What her mother wanted was John the Baptist dead. John, Baptiser of Christ, a serious-business prophet and holy man, had done the usual stirring up of hornet's nests and told Herodias that her marriage was illegal and nasty. Herod-though already married to an Arabian princess-while on a trip to Rome had fallen hard for Herodias, who was his brother Philip's wife, and resolved to marry her.

The Arabian princess found out about this, and ran back to daddy, who mustered an army and dealt Herod Antipas quite a pasting. But, despite the cost, now he had Herodias. Herodias was not delighted to have John, the hairy troublemaker, out bugling to every Tom, Dick and Uncle Costobar about her private affairs, and she wanted him silenced.

Herod was afraid of him and, though for his wife's sake had arrested and imprisoned John the Baptist, refused to have the prophet executed. So, Herodias dangled her daughter (by her first husband) as bait in front of her new husband, and tricked him. In answer to her daughter's question, Herodias said, "Darling, ask him for the head of John the Baptist on a silver plate. You can keep the plate."

Salome dutifully trotted back and did just that. Well, like it or not, Herod had to keep his promise, so he ordered his executioner to behead the holy man, and bring his head on a charger, and give it to Salome. With a little curtsy, Salome accepted the gory present and carried it to her mother.

Salome married a couple of times herself: first, to her step-father's brother Philip the Tetrarch (a different Philip from her own father-it doesn't help that all these folks have the same name), and later to Aristobulus, son of Herod of Chalcis.

She had a daughter Veronica, who lived in Jerusalem, on the road to Calvary. Veronica was afflicted for twelve years with an issue of blood, but was cured by her faith when she touched the hem of Jesus' garment.

When Herod Antipas heard of Jesus of Nazareth, he first thought that Jesus was John the Baptist, whom he had beheaded, risen from the dead. When Jesus was brought before him after his arrest, Herod was delighted to see the miracle worker, but was disappointed when his prisoner refused to perform any parlor tricks, and sent him back to Pontias Pilate, thus patching up an old quarrel.

Much against his better judgment-and against the express wishes of his wife-Pilate condemned Jesus to be crucified. On the Via Dolorosa, Jesus staggered under the burden of the cross upon which he was to be hanged.
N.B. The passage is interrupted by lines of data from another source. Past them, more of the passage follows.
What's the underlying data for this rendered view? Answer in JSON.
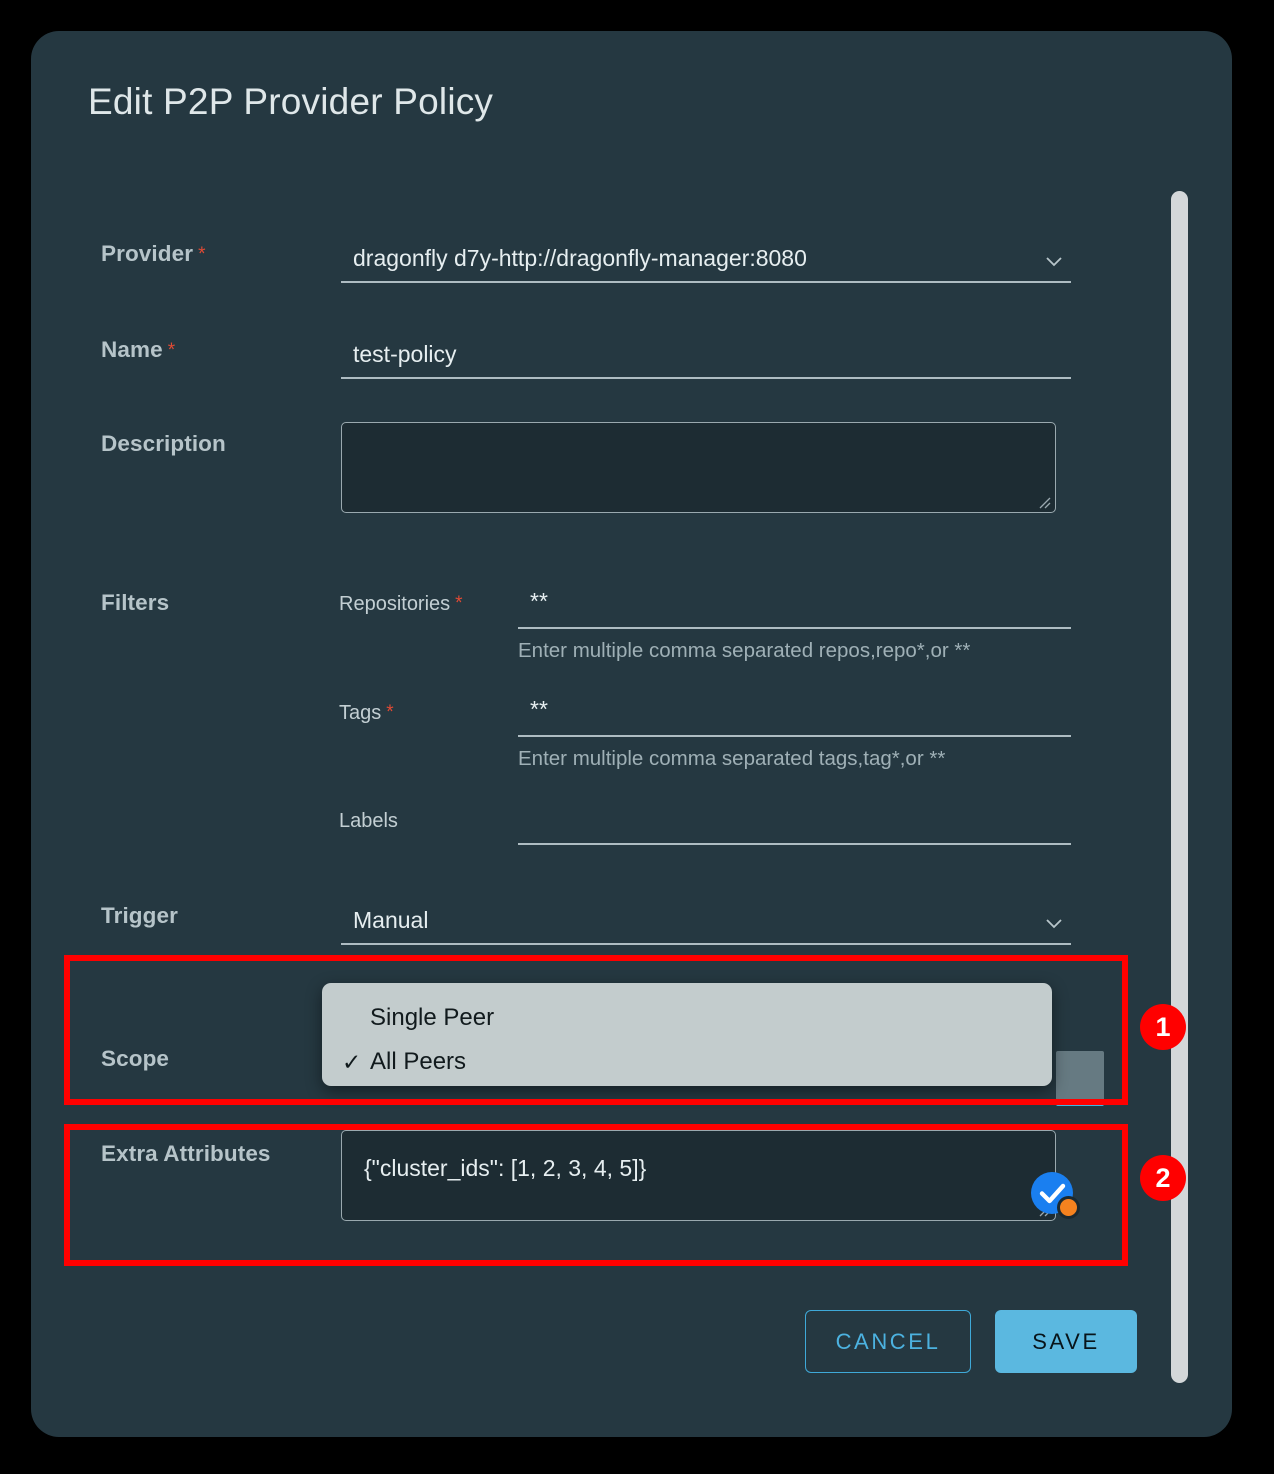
{
  "dialog": {
    "title": "Edit P2P Provider Policy"
  },
  "fields": {
    "provider": {
      "label": "Provider",
      "required": "*",
      "value": "dragonfly d7y-http://dragonfly-manager:8080",
      "chevron_icon": "chevron-down-icon"
    },
    "name": {
      "label": "Name",
      "required": "*",
      "value": "test-policy"
    },
    "description": {
      "label": "Description",
      "value": ""
    },
    "filters": {
      "label": "Filters",
      "repositories": {
        "label": "Repositories",
        "required": "*",
        "value": "**",
        "hint": "Enter multiple comma separated repos,repo*,or **"
      },
      "tags": {
        "label": "Tags",
        "required": "*",
        "value": "**",
        "hint": "Enter multiple comma separated tags,tag*,or **"
      },
      "labels": {
        "label": "Labels",
        "value": ""
      }
    },
    "trigger": {
      "label": "Trigger",
      "value": "Manual",
      "chevron_icon": "chevron-down-icon"
    },
    "scope": {
      "label": "Scope",
      "options": [
        {
          "label": "Single Peer",
          "checked": false,
          "check_glyph": ""
        },
        {
          "label": "All Peers",
          "checked": true,
          "check_glyph": "✓"
        }
      ]
    },
    "extra_attributes": {
      "label": "Extra Attributes",
      "value": "{\"cluster_ids\": [1, 2, 3, 4, 5]}"
    }
  },
  "actions": {
    "cancel_label": "CANCEL",
    "save_label": "SAVE"
  },
  "annotations": [
    {
      "number": "1",
      "target": "scope-dropdown"
    },
    {
      "number": "2",
      "target": "extra-attributes"
    }
  ],
  "colors": {
    "dialog_bg": "#253841",
    "accent": "#5bb8e0",
    "required_star": "#e04a34",
    "annotation_red": "#ff0000",
    "dropdown_bg": "#c3cccd",
    "cursor_blue": "#1a7ff0",
    "cursor_orange": "#f5821f"
  }
}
Veronica, daughter of Salome the Dancer, took pity on him and stepped out of the crowd and wiped his face, and its bloodied, agonized image was transferred to the cloth.